The “varnish” here, looking a little like apparitional tree trunks, is made up of clay, iron and manganese oxides, and some organic material. And time. The darker it is, the more manganese, a mineral rare on the planet.
In some accessible areas, this thin layer can be chipped off to reveal the lighter rock beneath. We call the resulting designs petroglyphs (from the Greek words for “stone” and “to carve”) when made by human hands. Here are some of the ones at Newspaper Rock, which is actually made up of several boulders, in Petrified Forest National Park in Arizona — and is not to be confused with Newspaper Rock State Historical Monument in Utah:These, whose meaning remains unknown, are thought to have been made by people farming in the Puerco River Valley some 600-2,000 years ago. The area, as stark and arid as it is (of course, sometimes such conditions are excellent for preservation), has evidence of people dating back 8,000 years.
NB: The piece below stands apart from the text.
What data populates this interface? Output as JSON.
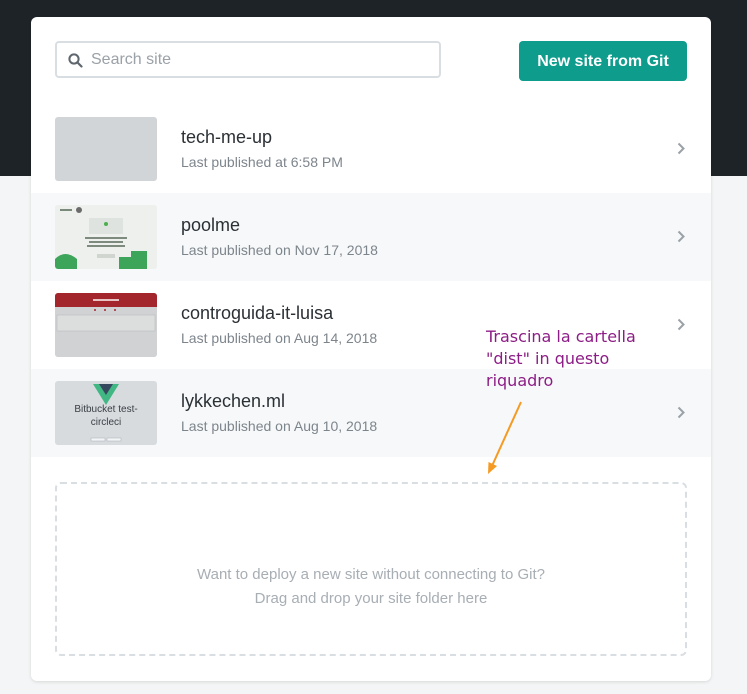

There are a lot of designs here, and it is fun to try to guess what they are, and mean, but I think I like the circles most of all. What is fully, dare we say perfectly, circular in this world? Perhaps nothing at all, but Sun, Moon (periodically), the eye (both iris and pupil, but not in the case of all mammals) certainly look like they are. What else?